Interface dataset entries
____________
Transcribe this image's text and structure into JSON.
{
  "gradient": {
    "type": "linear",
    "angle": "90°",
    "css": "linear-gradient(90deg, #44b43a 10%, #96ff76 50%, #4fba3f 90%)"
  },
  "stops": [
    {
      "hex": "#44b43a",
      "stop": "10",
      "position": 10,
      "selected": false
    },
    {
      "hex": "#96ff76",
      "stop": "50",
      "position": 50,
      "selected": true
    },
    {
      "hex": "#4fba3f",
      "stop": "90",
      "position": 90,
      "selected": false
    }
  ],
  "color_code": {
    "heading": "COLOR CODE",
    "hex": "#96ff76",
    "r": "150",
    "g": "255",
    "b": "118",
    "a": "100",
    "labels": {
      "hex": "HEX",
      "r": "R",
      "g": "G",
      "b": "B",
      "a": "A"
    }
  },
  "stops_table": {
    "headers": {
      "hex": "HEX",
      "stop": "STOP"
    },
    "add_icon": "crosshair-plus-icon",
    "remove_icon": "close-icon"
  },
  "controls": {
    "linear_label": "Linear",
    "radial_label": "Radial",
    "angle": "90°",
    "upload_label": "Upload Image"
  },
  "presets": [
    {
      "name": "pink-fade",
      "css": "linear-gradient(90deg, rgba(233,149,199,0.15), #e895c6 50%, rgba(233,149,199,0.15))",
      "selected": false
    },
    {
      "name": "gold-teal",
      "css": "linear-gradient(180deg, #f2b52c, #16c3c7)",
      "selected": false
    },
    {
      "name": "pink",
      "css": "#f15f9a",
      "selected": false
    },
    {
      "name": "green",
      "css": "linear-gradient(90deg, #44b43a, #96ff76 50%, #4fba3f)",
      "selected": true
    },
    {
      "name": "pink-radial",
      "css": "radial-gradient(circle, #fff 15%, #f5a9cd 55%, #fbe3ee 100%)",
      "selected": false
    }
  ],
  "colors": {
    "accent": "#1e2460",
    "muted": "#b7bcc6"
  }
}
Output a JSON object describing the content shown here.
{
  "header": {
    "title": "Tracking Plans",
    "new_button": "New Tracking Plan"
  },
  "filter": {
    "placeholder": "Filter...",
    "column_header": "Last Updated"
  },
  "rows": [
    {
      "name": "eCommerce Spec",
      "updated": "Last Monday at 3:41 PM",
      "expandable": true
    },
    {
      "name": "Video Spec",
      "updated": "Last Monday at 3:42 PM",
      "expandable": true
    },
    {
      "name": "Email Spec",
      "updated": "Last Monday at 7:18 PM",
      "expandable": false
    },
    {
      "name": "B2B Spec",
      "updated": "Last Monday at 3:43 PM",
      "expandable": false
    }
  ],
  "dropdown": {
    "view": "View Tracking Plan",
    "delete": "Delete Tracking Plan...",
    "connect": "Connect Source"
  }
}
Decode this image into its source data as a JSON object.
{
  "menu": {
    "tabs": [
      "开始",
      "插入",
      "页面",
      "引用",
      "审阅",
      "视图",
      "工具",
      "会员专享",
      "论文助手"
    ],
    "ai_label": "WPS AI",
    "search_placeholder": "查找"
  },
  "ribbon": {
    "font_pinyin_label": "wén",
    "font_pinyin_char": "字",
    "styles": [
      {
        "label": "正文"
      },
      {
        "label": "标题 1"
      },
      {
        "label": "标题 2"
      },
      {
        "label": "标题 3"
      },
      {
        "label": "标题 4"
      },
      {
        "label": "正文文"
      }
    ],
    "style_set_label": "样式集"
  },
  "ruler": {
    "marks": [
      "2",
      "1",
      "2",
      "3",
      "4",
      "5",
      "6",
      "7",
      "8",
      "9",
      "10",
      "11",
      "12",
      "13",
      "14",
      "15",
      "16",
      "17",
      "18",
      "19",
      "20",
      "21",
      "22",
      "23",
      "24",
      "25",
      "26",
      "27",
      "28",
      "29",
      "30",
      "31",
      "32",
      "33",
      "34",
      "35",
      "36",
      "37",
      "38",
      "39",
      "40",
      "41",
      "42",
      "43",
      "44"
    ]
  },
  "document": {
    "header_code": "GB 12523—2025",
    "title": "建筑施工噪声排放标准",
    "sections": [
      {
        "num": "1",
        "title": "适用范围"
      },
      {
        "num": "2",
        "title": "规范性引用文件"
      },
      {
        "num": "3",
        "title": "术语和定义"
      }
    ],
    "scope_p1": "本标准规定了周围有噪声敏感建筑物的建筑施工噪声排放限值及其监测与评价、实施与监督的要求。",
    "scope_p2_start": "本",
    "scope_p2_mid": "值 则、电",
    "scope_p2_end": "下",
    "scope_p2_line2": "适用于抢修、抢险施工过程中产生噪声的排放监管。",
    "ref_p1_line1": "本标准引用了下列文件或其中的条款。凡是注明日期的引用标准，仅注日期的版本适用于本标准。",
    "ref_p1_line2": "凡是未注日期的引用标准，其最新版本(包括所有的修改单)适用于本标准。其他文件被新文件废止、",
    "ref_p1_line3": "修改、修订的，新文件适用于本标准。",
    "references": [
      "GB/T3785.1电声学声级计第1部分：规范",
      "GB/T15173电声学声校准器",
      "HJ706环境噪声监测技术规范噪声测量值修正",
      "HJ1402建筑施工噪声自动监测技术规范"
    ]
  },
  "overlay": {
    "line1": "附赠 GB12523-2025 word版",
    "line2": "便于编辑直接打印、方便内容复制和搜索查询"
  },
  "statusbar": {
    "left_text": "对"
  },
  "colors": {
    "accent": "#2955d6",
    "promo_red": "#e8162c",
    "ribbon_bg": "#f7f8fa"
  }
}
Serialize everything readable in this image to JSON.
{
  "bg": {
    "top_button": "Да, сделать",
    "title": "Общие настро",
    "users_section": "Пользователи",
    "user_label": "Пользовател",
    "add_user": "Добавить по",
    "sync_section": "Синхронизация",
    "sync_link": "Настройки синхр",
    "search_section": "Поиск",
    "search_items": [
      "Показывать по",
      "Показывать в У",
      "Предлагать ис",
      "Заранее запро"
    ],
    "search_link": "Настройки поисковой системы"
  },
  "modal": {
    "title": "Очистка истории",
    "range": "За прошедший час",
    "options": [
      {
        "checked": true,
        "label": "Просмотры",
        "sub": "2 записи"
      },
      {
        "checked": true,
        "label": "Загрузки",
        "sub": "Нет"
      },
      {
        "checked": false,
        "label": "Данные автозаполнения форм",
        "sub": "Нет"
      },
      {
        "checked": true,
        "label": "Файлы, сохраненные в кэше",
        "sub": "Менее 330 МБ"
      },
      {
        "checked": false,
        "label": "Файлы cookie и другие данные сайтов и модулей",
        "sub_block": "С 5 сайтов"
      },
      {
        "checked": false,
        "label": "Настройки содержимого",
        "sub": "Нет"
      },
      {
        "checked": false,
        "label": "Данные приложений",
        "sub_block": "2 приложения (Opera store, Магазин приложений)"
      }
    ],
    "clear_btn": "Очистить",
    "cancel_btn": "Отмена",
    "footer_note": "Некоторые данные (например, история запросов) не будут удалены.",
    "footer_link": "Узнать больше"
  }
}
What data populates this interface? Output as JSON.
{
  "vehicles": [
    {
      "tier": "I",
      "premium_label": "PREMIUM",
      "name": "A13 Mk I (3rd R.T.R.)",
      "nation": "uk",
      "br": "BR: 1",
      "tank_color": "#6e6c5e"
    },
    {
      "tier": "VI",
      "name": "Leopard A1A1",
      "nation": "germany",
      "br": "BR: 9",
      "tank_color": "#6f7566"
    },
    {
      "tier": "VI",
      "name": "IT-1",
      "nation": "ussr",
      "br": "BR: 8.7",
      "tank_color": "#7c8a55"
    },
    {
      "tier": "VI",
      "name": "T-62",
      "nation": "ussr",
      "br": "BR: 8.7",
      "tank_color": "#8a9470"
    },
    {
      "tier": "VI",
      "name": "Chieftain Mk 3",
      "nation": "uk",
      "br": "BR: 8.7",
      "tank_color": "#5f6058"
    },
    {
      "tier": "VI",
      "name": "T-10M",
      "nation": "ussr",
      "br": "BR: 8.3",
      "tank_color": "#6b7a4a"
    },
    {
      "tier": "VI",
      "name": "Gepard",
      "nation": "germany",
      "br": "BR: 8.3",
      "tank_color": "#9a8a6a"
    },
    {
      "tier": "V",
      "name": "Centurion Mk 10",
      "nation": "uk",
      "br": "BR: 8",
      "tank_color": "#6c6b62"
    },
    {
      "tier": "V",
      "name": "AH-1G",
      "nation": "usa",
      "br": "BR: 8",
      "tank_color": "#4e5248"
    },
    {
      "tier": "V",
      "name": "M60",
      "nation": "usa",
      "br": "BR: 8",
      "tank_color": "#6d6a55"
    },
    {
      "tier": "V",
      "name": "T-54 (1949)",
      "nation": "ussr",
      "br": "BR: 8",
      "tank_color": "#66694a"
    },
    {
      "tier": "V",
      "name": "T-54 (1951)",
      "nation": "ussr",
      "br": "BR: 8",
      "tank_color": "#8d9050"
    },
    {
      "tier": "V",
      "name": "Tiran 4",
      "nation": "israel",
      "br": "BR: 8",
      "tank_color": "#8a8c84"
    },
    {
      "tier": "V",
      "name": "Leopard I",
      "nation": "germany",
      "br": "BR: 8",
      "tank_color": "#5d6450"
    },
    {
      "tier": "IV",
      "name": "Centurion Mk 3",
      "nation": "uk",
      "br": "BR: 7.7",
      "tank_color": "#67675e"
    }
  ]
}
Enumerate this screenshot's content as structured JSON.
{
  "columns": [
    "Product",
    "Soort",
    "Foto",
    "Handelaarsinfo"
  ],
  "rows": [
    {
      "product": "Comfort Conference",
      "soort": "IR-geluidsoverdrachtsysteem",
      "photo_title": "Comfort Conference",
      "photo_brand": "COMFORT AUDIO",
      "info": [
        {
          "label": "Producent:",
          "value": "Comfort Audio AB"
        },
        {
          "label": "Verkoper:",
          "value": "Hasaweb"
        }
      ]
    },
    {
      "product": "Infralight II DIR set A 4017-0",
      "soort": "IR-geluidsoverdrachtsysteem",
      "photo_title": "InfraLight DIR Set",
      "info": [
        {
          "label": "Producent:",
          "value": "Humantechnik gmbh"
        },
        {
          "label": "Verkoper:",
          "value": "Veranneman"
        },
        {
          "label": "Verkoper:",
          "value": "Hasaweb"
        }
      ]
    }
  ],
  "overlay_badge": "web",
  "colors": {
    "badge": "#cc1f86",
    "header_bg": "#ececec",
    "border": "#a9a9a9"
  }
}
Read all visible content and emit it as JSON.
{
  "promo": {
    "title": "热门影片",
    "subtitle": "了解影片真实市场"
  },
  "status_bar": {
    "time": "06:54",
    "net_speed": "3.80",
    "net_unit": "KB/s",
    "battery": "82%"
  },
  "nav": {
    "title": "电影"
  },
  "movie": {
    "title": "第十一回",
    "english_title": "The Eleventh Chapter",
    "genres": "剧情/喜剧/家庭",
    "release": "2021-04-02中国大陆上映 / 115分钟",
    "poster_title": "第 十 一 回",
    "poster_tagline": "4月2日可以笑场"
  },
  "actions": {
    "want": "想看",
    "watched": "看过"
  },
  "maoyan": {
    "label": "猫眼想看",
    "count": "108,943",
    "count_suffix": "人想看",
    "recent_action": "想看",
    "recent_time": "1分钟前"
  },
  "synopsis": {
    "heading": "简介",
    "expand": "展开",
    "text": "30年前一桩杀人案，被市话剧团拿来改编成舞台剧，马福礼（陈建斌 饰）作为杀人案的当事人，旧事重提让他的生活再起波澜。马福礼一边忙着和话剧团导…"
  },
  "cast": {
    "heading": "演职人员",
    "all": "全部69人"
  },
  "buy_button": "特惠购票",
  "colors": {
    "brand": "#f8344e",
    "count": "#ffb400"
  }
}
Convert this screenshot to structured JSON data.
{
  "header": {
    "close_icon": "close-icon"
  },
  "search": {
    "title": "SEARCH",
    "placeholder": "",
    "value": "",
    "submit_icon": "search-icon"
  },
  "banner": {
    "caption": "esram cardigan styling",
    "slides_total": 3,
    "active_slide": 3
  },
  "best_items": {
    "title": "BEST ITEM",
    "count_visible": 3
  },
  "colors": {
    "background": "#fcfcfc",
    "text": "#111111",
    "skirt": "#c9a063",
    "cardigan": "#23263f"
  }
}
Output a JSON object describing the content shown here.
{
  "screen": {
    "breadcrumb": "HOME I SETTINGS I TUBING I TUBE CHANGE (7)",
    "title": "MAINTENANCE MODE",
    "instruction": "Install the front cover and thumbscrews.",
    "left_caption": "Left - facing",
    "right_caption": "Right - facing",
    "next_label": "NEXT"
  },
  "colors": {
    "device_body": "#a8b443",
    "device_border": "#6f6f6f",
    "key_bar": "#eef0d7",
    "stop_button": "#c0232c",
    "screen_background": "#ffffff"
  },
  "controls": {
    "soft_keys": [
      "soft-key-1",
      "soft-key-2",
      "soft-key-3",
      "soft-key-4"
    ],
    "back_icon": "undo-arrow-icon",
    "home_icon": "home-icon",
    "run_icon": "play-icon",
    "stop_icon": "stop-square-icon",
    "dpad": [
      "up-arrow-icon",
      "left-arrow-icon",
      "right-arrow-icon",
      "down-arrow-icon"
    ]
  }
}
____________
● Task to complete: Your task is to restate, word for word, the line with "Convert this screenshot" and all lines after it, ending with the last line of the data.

● Result below:
Convert this screenshot to structured JSON data.
{
  "header": {
    "close_icon": "close-icon"
  },
  "search": {
    "title": "SEARCH",
    "placeholder": "",
    "value": "",
    "submit_icon": "search-icon"
  },
  "banner": {
    "caption": "esram cardigan styling",
    "slides_total": 3,
    "active_slide": 3
  },
  "best_items": {
    "title": "BEST ITEM",
    "count_visible": 3
  },
  "colors": {
    "background": "#fcfcfc",
    "text": "#111111",
    "skirt": "#c9a063",
    "cardigan": "#23263f"
  }
}
Output a JSON object describing the content shown here.
{
  "screen": {
    "breadcrumb": "HOME I SETTINGS I TUBING I TUBE CHANGE (7)",
    "title": "MAINTENANCE MODE",
    "instruction": "Install the front cover and thumbscrews.",
    "left_caption": "Left - facing",
    "right_caption": "Right - facing",
    "next_label": "NEXT"
  },
  "colors": {
    "device_body": "#a8b443",
    "device_border": "#6f6f6f",
    "key_bar": "#eef0d7",
    "stop_button": "#c0232c",
    "screen_background": "#ffffff"
  },
  "controls": {
    "soft_keys": [
      "soft-key-1",
      "soft-key-2",
      "soft-key-3",
      "soft-key-4"
    ],
    "back_icon": "undo-arrow-icon",
    "home_icon": "home-icon",
    "run_icon": "play-icon",
    "stop_icon": "stop-square-icon",
    "dpad": [
      "up-arrow-icon",
      "left-arrow-icon",
      "right-arrow-icon",
      "down-arrow-icon"
    ]
  }
}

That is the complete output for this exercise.